◆ TASK DESCRIPTION:
In the entries that follow, find each line with the word "away" and copy it.

◆ GIVEN ENTRIES:
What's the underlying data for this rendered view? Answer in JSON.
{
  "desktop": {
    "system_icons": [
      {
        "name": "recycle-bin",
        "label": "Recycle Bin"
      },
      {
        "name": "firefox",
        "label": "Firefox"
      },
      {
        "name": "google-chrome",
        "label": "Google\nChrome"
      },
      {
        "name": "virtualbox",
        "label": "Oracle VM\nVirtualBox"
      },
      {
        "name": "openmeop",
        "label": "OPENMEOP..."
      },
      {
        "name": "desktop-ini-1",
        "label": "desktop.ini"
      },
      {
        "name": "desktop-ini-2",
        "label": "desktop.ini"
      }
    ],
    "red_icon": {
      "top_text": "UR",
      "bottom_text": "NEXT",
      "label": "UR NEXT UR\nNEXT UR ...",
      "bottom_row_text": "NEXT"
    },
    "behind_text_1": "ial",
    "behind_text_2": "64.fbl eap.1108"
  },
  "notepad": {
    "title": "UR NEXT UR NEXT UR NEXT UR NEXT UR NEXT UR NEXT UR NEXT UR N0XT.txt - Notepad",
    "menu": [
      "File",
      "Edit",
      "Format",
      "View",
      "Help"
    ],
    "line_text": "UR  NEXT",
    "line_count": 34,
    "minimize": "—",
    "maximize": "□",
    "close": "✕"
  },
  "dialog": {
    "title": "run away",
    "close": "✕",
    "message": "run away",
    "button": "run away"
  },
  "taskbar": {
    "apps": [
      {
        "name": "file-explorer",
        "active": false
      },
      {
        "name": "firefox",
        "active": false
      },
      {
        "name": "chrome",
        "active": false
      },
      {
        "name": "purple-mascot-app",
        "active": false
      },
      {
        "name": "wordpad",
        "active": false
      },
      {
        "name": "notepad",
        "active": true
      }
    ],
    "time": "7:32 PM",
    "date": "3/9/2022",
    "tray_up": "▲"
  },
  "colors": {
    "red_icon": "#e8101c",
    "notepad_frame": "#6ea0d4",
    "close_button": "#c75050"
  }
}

◆ EXPECTED ANSWER:
    "title": "run away",
    "message": "run away",
    "button": "run away"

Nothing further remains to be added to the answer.